At night, in her dreams, Fadumo Abdullahi sees her son fall out of her Minneapolis apartment window, her long arms reaching for him as he tumbles through the air.
“Mommy, come help me,” he cries. It’s been the same dream night after night, ever since her son Musa Dayib followed his sister onto the balcony of the family’s 11th-floor unit, slid his 15-month-old body between the railings and fell one month ago.
The shock of that day has stayed with Abdullahi and her husband, Guled Ahmed. It’s still hard to believe, they said, even as Musa himself seems to shed all reminders of that day.
Doctors have dubbed him the miracle baby. They will remove his last cast Thursday, the one covering his left arm from the wrist to the biceps.
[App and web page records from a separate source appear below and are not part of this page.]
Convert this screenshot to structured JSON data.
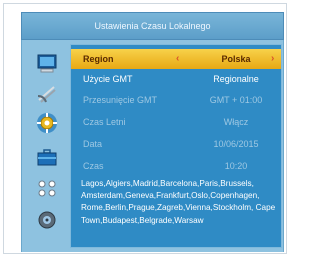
{
  "title": "Ustawienia Czasu Lokalnego",
  "sidebar": {
    "icons": [
      "monitor-icon",
      "satellite-dish-icon",
      "settings-gear-icon",
      "briefcase-icon",
      "network-nodes-icon",
      "disc-icon"
    ]
  },
  "settings": [
    {
      "label": "Region",
      "value": "Polska",
      "state": "selected"
    },
    {
      "label": "Użycie GMT",
      "value": "Regionalne",
      "state": "active"
    },
    {
      "label": "Przesunięcie GMT",
      "value": "GMT + 01:00",
      "state": "dim"
    },
    {
      "label": "Czas Letni",
      "value": "Włącz",
      "state": "dim"
    },
    {
      "label": "Data",
      "value": "10/06/2015",
      "state": "dim"
    },
    {
      "label": "Czas",
      "value": "10:20",
      "state": "dim"
    }
  ],
  "cities": "Lagos,Algiers,Madrid,Barcelona,Paris,Brussels, Amsterdam,Geneva,Frankfurt,Oslo,Copenhagen, Rome,Berlin,Prague,Zagreb,Vienna,Stockholm, Cape Town,Budapest,Belgrade,Warsaw",
  "colors": {
    "panel": "#8ec2e0",
    "content": "#2f8bc5",
    "highlight": "#f2c234"
  }
}
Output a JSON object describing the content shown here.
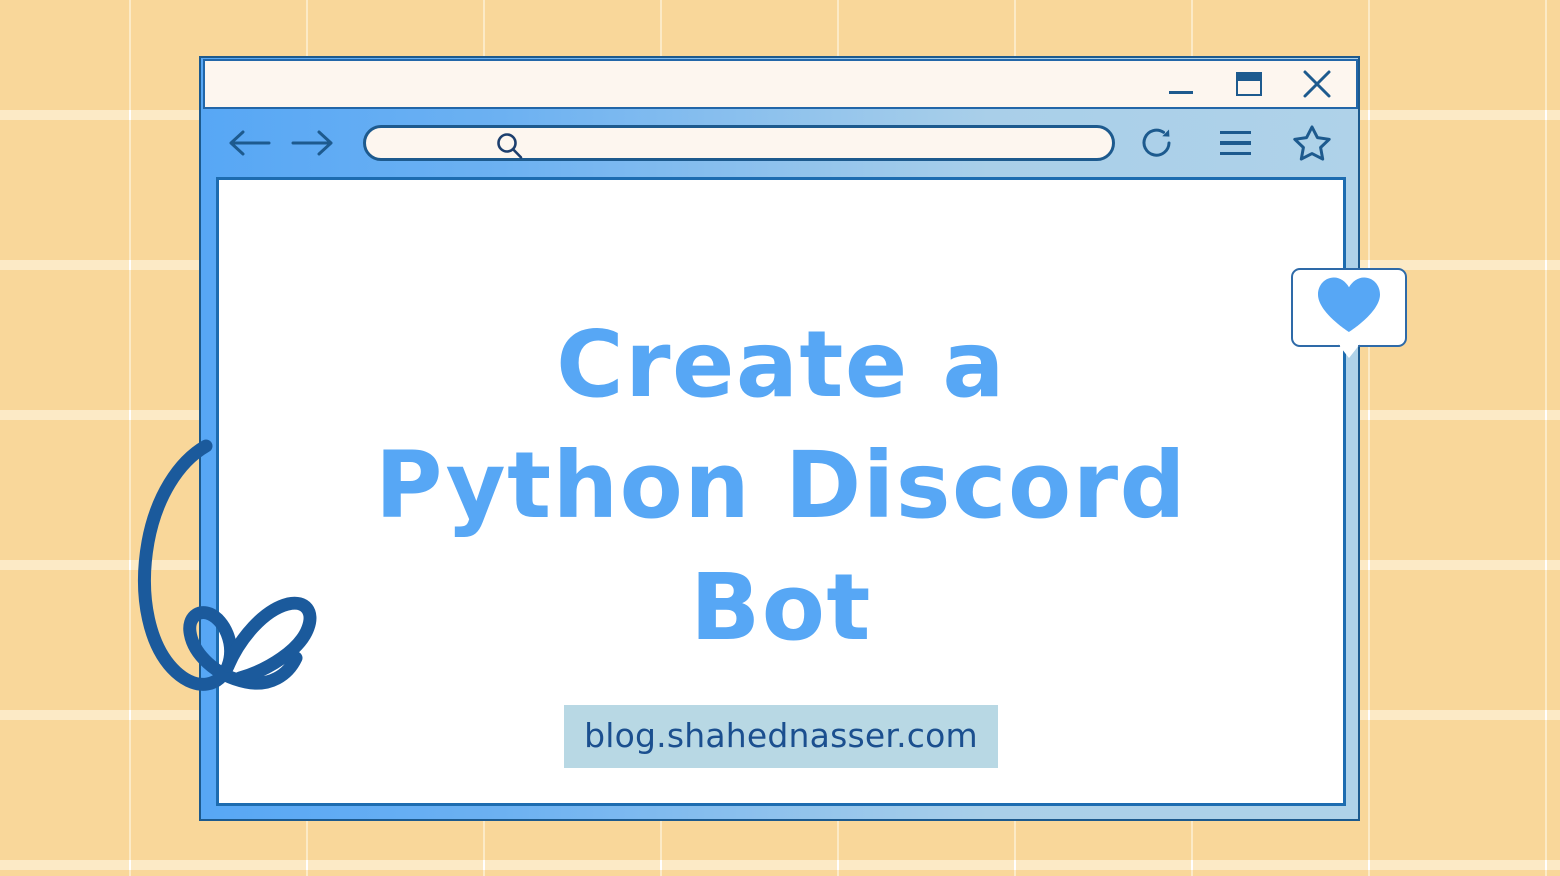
{
  "background": {
    "tile_color": "#fceac6",
    "gap_color": "#ffffff"
  },
  "browser": {
    "frame_gradient_from": "#57a7f5",
    "frame_gradient_to": "#afd2e9",
    "outline_color": "#1d5a8e",
    "title_bar": {
      "background": "#fdf6ef",
      "controls": [
        {
          "name": "minimize",
          "glyph": "minimize-icon"
        },
        {
          "name": "maximize",
          "glyph": "maximize-icon"
        },
        {
          "name": "close",
          "glyph": "close-icon"
        }
      ]
    },
    "toolbar": {
      "back_icon": "arrow-left-icon",
      "forward_icon": "arrow-right-icon",
      "reload_icon": "reload-icon",
      "menu_icon": "hamburger-menu-icon",
      "bookmark_icon": "star-icon",
      "address_bar": {
        "value": "",
        "placeholder": "",
        "search_icon": "search-icon",
        "background": "#fdf6ef"
      }
    }
  },
  "page": {
    "title": "Create a\nPython Discord\nBot",
    "title_color": "#57a7f5",
    "url_badge": {
      "text": "blog.shahednasser.com",
      "background": "#b8d8e4",
      "text_color": "#1b4f8f"
    },
    "background": "#ffffff"
  },
  "decorations": {
    "heart_bubble": {
      "icon": "heart-icon",
      "heart_color": "#57a7f5",
      "bubble_background": "#ffffff",
      "bubble_border": "#2e6aa8"
    },
    "squiggle": {
      "name": "hand-drawn-flourish",
      "color": "#1b5a9c"
    }
  }
}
The only other visible sign of his 11-story fall to the ground is a pink scar on the back of his head.
“He is the same way that he was before,” said Abdullahi, speaking through an interpreter Wednesday at the family’s Riverside Plaza apartment, where Musa fell. At her feet, Musa pushed a Matchbox car across the carpet as she spoke. “This is something beyond comprehension,” she said.
An open door
On May 11, Musa was with his 3-year-old sister and father in their apartment at Riverside Plaza, the collection of towers in Cedar-Riverside that are home to hundreds of Somali families. Musa’s sister had been routinely opening the balcony door because it easily slid open. “Even before Musa fell, his sister has always been opening the door,” Abdullahi said. “Every time his sister opens the door, he’s always behind her.”
The balcony’s guardrail was built to exceed safety requirements when it was installed, with gaps between the rails measuring 5 ⅜ inches apart. Today’s building code requires a narrower gap of just 4 inches.
Ahmed was with his children in the apartment on the evening Musa fell but didn’t see them edge out onto the balcony around 8 p.m. Neither parent witnessed the fall.
Abdullahi was on a lower floor at the apartment complex finishing laundry. The family had spent the day outside celebrating Mother’s Day.
She returned to find her apartment empty and the door open. Thinking it was a fire alarm, she went downstairs to search for her family, but when she stepped out of the building numerous people pointed to her and said, “There’s the baby’s mother.”
She saw the ambulance and heard people say that a baby had fallen. She at first assumed it was her daughter. Then someone said it was Musa and she fainted.
Bandaged and braced
At Hennepin County Medical Center, Musa was bandaged and put into a neck brace. A family picture shows him resting in his hospital bed connected to wires and tubes. His injuries were mostly to his upper body: a broken left arm, broken ribs, a broken right wrist and a wound to the back of his head. A doctor told reporters that the fall would have killed an adult, but somehow Musa’s toddler body had absorbed the blow.
He landed on soft mulch, just inches from a concrete sidewalk on one side and a steel box containing electrical equipment on the other. A witness said he was crying and calling for his mother after the fall, the first sign he might make it.
He left the hospital on May 23 wearing casts on both arms, a body cast for his ribs and a bandage on his head. Day by day, his mother said, he’s become healthier. He no longer needs pain medication and has resumed playing with toy cars.
The family plans to move, said Abdullahi, once a lower unit opens up. The door to the balcony has been locked shut by the property owner after the family requested it.
On Wednesday, playing in his family’s apartment, Musa raced cars on the living room carpet and played with his parent’s cellphone. He called for his father, and when Ahmed turned to face him, Musa smiled and looked away.
“It’s not something that I can fathom myself, as to what happened,” Abdullahi said.